Paradox, Bruce Lee and Jeet Kune Do - Keep what is useful, discard what is not

One of Bruce Lee's ideas was that in the study of any fighting art, you should keep the techniques that are useful and work for you and get rid of the ones that don't. He believed that you should question what you learn and not study by rote.

This concept is sound. There is no point endlessly practicing techniques that do not work for you.
As with many topics, there is a caveat. In order to throw out what is not useful, first you need to learn and fully understand what it is you are discarding. You need to fully explore, understand and nearly master a technique before relegating it to the trash.

When I first learned the technique Sankyo, I felt it was unrealistic and believed I would never really use it. I was tempted to give it no more thought or practice and clear it from my mind. Now, Sankyo is one of my favorite techniques. It's one of my 'go to' defenses from strikes, chokes, bear hugs etc. I have learned how to enter into it from a variety of angles and from a variety of attacks. I can apply it causing extreme pain to my opponent while keeping myself out of harms way.

I first learned it from a handshake. The likelihood of applying it from a handshake is low, but it's a good way to learn the mechanics of the technique.
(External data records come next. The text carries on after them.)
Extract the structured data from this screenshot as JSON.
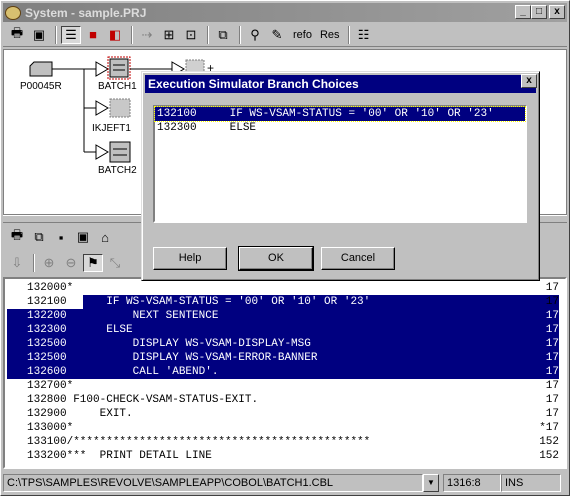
{
  "window": {
    "title": "System - sample.PRJ",
    "min_glyph": "_",
    "max_glyph": "□",
    "close_glyph": "x"
  },
  "toolbar": {
    "refo_label": "refo",
    "res_label": "Res"
  },
  "diagram": {
    "nodes": [
      {
        "label": "P00045R"
      },
      {
        "label": "BATCH1"
      },
      {
        "label": "IKJEFT1"
      },
      {
        "label": "BATCH2"
      }
    ]
  },
  "code": {
    "lines": [
      {
        "num": "132000*",
        "text": "",
        "right": "17"
      },
      {
        "num": "132100",
        "text": "      IF WS-VSAM-STATUS = '00' OR '10' OR '23'",
        "right": "17"
      },
      {
        "num": "132200",
        "text": "          NEXT SENTENCE",
        "right": "17"
      },
      {
        "num": "132300",
        "text": "      ELSE",
        "right": "17"
      },
      {
        "num": "132500",
        "text": "          DISPLAY WS-VSAM-DISPLAY-MSG",
        "right": "17"
      },
      {
        "num": "132500",
        "text": "          DISPLAY WS-VSAM-ERROR-BANNER",
        "right": "17"
      },
      {
        "num": "132600",
        "text": "          CALL 'ABEND'.",
        "right": "17"
      },
      {
        "num": "132700*",
        "text": "",
        "right": "17"
      },
      {
        "num": "132800",
        "text": " F100-CHECK-VSAM-STATUS-EXIT.",
        "right": "17"
      },
      {
        "num": "132900",
        "text": "     EXIT.",
        "right": "17"
      },
      {
        "num": "133000*",
        "text": "",
        "right": "*17"
      },
      {
        "num": "133100",
        "text": "/*********************************************",
        "right": "152"
      },
      {
        "num": "133200",
        "text": "***  PRINT DETAIL LINE",
        "right": "152"
      }
    ]
  },
  "status": {
    "path": "C:\\TPS\\SAMPLES\\REVOLVE\\SAMPLEAPP\\COBOL\\BATCH1.CBL",
    "position": "1316:8",
    "mode": "INS"
  },
  "dialog": {
    "title": "Execution Simulator Branch Choices",
    "close_glyph": "x",
    "items": [
      {
        "num": "132100",
        "text": "IF WS-VSAM-STATUS = '00' OR '10' OR '23'"
      },
      {
        "num": "132300",
        "text": "ELSE"
      }
    ],
    "help_label": "Help",
    "ok_label": "OK",
    "cancel_label": "Cancel"
  }
}
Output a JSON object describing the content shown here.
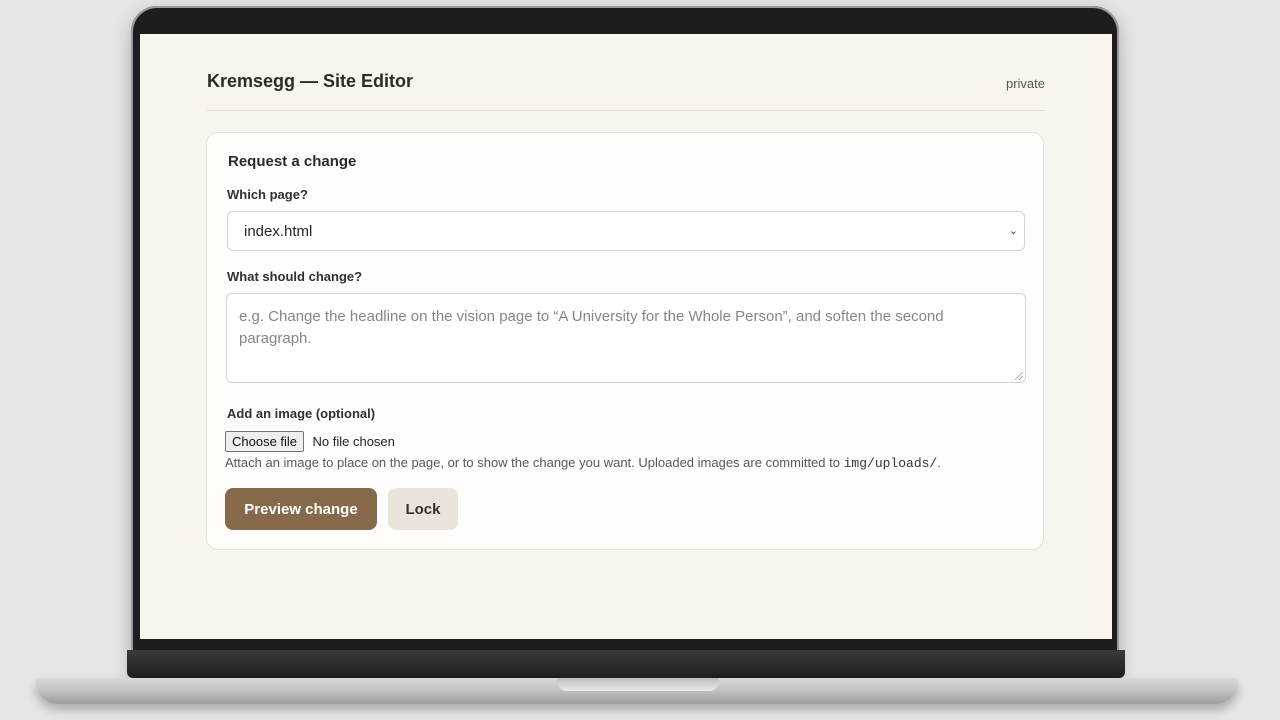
{
  "header": {
    "title": "Kremsegg — Site Editor",
    "visibility": "private"
  },
  "form": {
    "title": "Request a change",
    "page_label": "Which page?",
    "page_value": "index.html",
    "change_label": "What should change?",
    "change_placeholder": "e.g. Change the headline on the vision page to “A University for the Whole Person”, and soften the second paragraph.",
    "image_label": "Add an image (optional)",
    "choose_file_label": "Choose file",
    "no_file_text": "No file chosen",
    "hint_text": "Attach an image to place on the page, or to show the change you want. Uploaded images are committed to ",
    "hint_path": "img/uploads/",
    "hint_end": ".",
    "preview_button": "Preview change",
    "lock_button": "Lock"
  },
  "colors": {
    "accent": "#86694a",
    "page_bg": "#f8f4ee",
    "secondary_button": "#ebe4da"
  },
  "icons": {
    "select": "chevron-down-icon",
    "textarea": "resize-handle-icon"
  }
}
It is important to be critical of what we learn. We cannot be slaves to curriculum if techniques don't work for us. We need to adapt to our body styles and our abilities. If we want to study a martial art for it's combat applications, we cannot fill our heads with unrealistic techniques. However, our minds must remain open. We cannot judge prematurely.

It's the paradox of the martial arts. First you must practice and master a technique before you know if you can throw it away. You must learn it before you un-learn it.

1 comment:

  1. Nice post. I decided fairly recently that I have been too quick to decide that a technique is no good. I started to realise that the techniques I was being taught were good, it was just me that was no good at executing them! I now realise that it takes time to master the small nuances that turn a technique from mediocre to brilliant - a slight change in hand or foot position, more twist or unbalancing, moving slightly closer to your opponent - things like this can make all the difference. I now give myself time to learn the technique properly before I decide it won't work for me. I think it's about having trust in my instructor - he wants me to suceed not fail so I have to trust that what he teaches me is good, I just have to give myself time to make it good.